* [Task to carry out]
Search the records that follow and extract every line containing the string "Input".

Records supplied Start Marker

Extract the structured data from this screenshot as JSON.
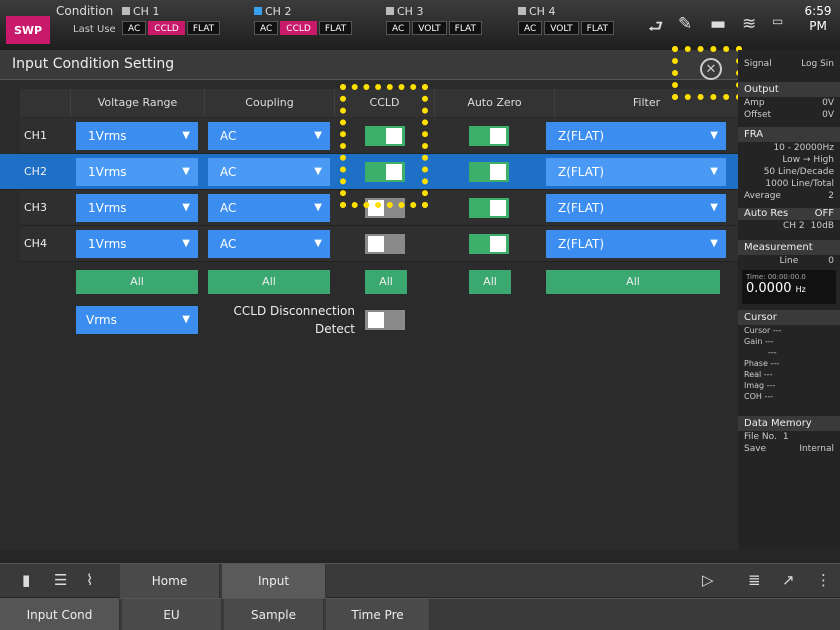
{
  "topbar": {
    "mode": "SWP",
    "condition": "Condition",
    "last_use": "Last Use",
    "channels": [
      {
        "name": "CH 1",
        "tags": [
          "AC",
          "CCLD",
          "FLAT"
        ]
      },
      {
        "name": "CH 2",
        "tags": [
          "AC",
          "CCLD",
          "FLAT"
        ]
      },
      {
        "name": "CH 3",
        "tags": [
          "AC",
          "VOLT",
          "FLAT"
        ]
      },
      {
        "name": "CH 4",
        "tags": [
          "AC",
          "VOLT",
          "FLAT"
        ]
      }
    ],
    "battery": "1\n2",
    "time": "6:59",
    "ampm": "PM"
  },
  "page": {
    "title": "Input Condition Setting"
  },
  "table": {
    "headers": [
      "Voltage Range",
      "Coupling",
      "CCLD",
      "Auto Zero",
      "Filter"
    ],
    "rows": [
      {
        "label": "CH1",
        "range": "1Vrms",
        "coupling": "AC",
        "ccld": true,
        "autozero": true,
        "filter": "Z(FLAT)"
      },
      {
        "label": "CH2",
        "range": "1Vrms",
        "coupling": "AC",
        "ccld": true,
        "autozero": true,
        "filter": "Z(FLAT)"
      },
      {
        "label": "CH3",
        "range": "1Vrms",
        "coupling": "AC",
        "ccld": false,
        "autozero": true,
        "filter": "Z(FLAT)"
      },
      {
        "label": "CH4",
        "range": "1Vrms",
        "coupling": "AC",
        "ccld": false,
        "autozero": true,
        "filter": "Z(FLAT)"
      }
    ],
    "all_label": "All",
    "unit": "Vrms",
    "ccld_detect_line1": "CCLD Disconnection",
    "ccld_detect_line2": "Detect",
    "ccld_detect_on": false
  },
  "right_panel": {
    "signal": "Signal",
    "signal_val": "Log Sin",
    "output": "Output",
    "amp": "Amp",
    "amp_val": "0V",
    "offset": "Offset",
    "offset_val": "0V",
    "fra": "FRA",
    "fra_range": "10 - 20000Hz",
    "fra_dir": "Low → High",
    "fra_lines": "50 Line/Decade",
    "fra_total": "1000 Line/Total",
    "average": "Average",
    "average_val": "2",
    "auto_res": "Auto Res",
    "auto_res_val": "OFF",
    "auto_res_ch": "CH 2",
    "auto_res_db": "10dB",
    "measurement": "Measurement",
    "meas_line": "Line",
    "meas_line_val": "0",
    "meas_time": "Time: 00:00:00.0",
    "meas_value": "0.0000",
    "meas_unit": "Hz",
    "cursor": "Cursor",
    "cursor_rows": [
      {
        "k": "Cursor",
        "v": "---"
      },
      {
        "k": "Gain",
        "v": "---"
      },
      {
        "k": "",
        "v": "---"
      },
      {
        "k": "Phase",
        "v": "---"
      },
      {
        "k": "Real",
        "v": "---"
      },
      {
        "k": "Imag",
        "v": "---"
      },
      {
        "k": "COH",
        "v": "---"
      }
    ],
    "data_memory": "Data Memory",
    "file_no": "File No.",
    "file_no_val": "1",
    "save": "Save",
    "save_val": "Internal"
  },
  "bottom": {
    "tabs1": [
      "Home",
      "Input"
    ],
    "tabs2": [
      "Input Cond",
      "EU",
      "Sample",
      "Time Pre"
    ]
  },
  "colors": {
    "accent_blue": "#3b8ef0",
    "selected_row": "#1e6fc6",
    "toggle_on": "#3cb06a",
    "mode_pink": "#c9196b",
    "highlight": "#ffe000"
  }
}
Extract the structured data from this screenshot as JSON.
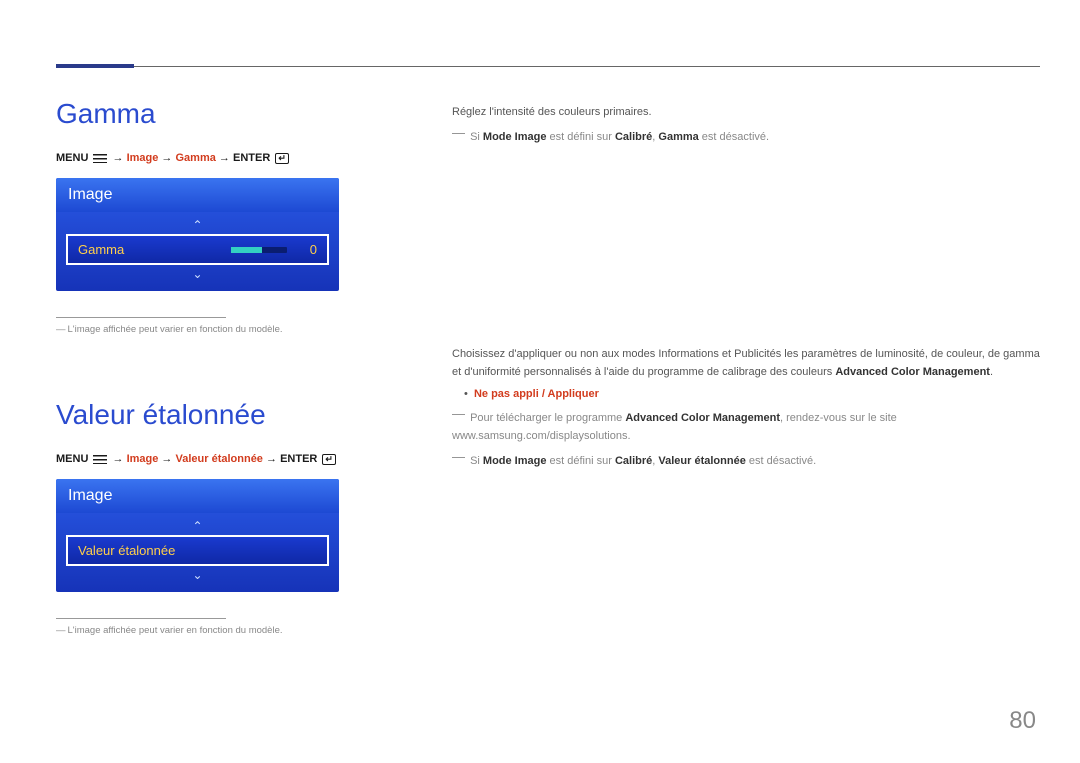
{
  "page_number": "80",
  "section_gamma": {
    "title": "Gamma",
    "breadcrumb": {
      "menu": "MENU",
      "seg1": "Image",
      "seg2": "Gamma",
      "enter": "ENTER"
    },
    "osd": {
      "header": "Image",
      "row_label": "Gamma",
      "row_value": "0"
    },
    "img_note": "L'image affichée peut varier en fonction du modèle.",
    "right": {
      "p1": "Réglez l'intensité des couleurs primaires.",
      "note1_pre": "Si ",
      "note1_b1": "Mode Image",
      "note1_mid": " est défini sur ",
      "note1_b2": "Calibré",
      "note1_sep": ", ",
      "note1_b3": "Gamma",
      "note1_post": " est désactivé."
    }
  },
  "section_valeur": {
    "title": "Valeur étalonnée",
    "breadcrumb": {
      "menu": "MENU",
      "seg1": "Image",
      "seg2": "Valeur étalonnée",
      "enter": "ENTER"
    },
    "osd": {
      "header": "Image",
      "row_label": "Valeur étalonnée"
    },
    "img_note": "L'image affichée peut varier en fonction du modèle.",
    "right": {
      "p1": "Choisissez d'appliquer ou non aux modes Informations et Publicités les paramètres de luminosité, de couleur, de gamma et d'uniformité personnalisés à l'aide du programme de calibrage des couleurs ",
      "p1_b": "Advanced Color Management",
      "p1_end": ".",
      "bullet_hl": "Ne pas appli / Appliquer",
      "note1_pre": "Pour télécharger le programme ",
      "note1_b": "Advanced Color Management",
      "note1_post": ", rendez-vous sur le site www.samsung.com/displaysolutions.",
      "note2_pre": "Si ",
      "note2_b1": "Mode Image",
      "note2_mid": " est défini sur ",
      "note2_b2": "Calibré",
      "note2_sep": ", ",
      "note2_b3": "Valeur étalonnée",
      "note2_post": " est désactivé."
    }
  }
}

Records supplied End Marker

* [Solution below]
    "title": "Input Condition Setting"
      "Input"
      "Input Cond",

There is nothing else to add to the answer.